Purpose: This study was conducted to assess the effect of Two-week L-carnitine supplementation on known markers of oxidative stress and muscle damage following acute bouts of exercise in active healthy young men.
Methods: Twenty-one active healthy men volunteered for this study. Participants were randomized in a double-blind placebo-controlled fashion into two groups: L-carnitine (C group; n=10) and placebo group (P group; n=11). They arrived at the laboratory after overnight fasting. A baseline blood sample was taken. Afterwards, subjects consumed either L-carnitine (2 capsules containing totally 2000 mg L-carnitine) or placebo (2 capsules containing totally 2000 mg lactose) daily for 14 days. On the day of the test, participants attended the athletics arena after overnight fasting. Then, participants were asked to run 14 km on the track at their highest ability. Blood samples were taken immediately, 2, and 24 hours after exercise. Plasma total antioxidant capacity (TAC), malondialdehyde (MDA) as thiobarbituric acid-reactive substance (TBARS) as a marker of lipid peroxidation, creatine kinase (CK) and lactate dehydrogenase (LDH) as markers of muscle damage were measured.

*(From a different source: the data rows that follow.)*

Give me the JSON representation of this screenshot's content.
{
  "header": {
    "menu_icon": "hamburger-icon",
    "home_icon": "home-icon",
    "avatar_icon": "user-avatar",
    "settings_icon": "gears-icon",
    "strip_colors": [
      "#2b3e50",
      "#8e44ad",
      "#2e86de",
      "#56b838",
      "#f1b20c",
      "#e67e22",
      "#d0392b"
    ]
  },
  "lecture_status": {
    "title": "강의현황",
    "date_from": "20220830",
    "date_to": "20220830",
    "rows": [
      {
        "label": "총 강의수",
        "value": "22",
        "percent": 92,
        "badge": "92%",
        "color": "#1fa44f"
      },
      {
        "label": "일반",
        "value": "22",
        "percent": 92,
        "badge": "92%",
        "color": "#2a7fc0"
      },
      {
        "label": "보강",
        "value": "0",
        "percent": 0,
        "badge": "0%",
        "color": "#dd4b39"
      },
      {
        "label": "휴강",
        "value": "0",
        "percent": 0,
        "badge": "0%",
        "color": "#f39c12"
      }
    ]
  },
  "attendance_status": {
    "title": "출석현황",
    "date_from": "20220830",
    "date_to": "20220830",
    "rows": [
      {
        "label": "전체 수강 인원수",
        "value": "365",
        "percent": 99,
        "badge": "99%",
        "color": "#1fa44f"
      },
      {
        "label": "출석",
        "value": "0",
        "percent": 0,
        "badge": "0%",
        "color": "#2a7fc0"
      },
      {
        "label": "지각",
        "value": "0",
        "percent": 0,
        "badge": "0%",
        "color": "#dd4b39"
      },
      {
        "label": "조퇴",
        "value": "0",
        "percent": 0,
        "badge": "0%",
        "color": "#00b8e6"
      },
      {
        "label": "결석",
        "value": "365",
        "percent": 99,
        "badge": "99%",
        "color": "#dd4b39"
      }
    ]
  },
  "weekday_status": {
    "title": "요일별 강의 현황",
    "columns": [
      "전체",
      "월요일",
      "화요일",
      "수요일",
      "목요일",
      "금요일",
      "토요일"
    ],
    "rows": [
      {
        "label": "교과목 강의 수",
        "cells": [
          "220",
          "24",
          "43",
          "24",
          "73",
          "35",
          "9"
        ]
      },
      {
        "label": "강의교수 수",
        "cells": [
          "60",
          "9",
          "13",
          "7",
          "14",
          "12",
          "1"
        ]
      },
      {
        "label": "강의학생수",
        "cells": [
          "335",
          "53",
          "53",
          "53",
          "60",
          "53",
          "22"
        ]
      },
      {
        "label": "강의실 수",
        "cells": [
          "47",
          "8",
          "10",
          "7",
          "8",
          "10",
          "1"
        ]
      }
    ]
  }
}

Results: TAC increased significantly 14 days after supplementation and 24h after exercise in C group compared with P group (P<0.05). Serum MDA-TBARS, CK, and LDH were significantly lower 24h after exercise in C group compared with P group (P<0.05).
Conclusion: These results suggest that two-week daily oral supplementation of L-carnitine has alleviating effects on lipid peroxidation and muscle damage markers following an acute bout of exercise in active healthy young men.
Keywords: Antioxidants; Creatine Kinase; Lipid Peroxidation; Oxidative Stress; Thiobarbituric Acid-Reactive Substance.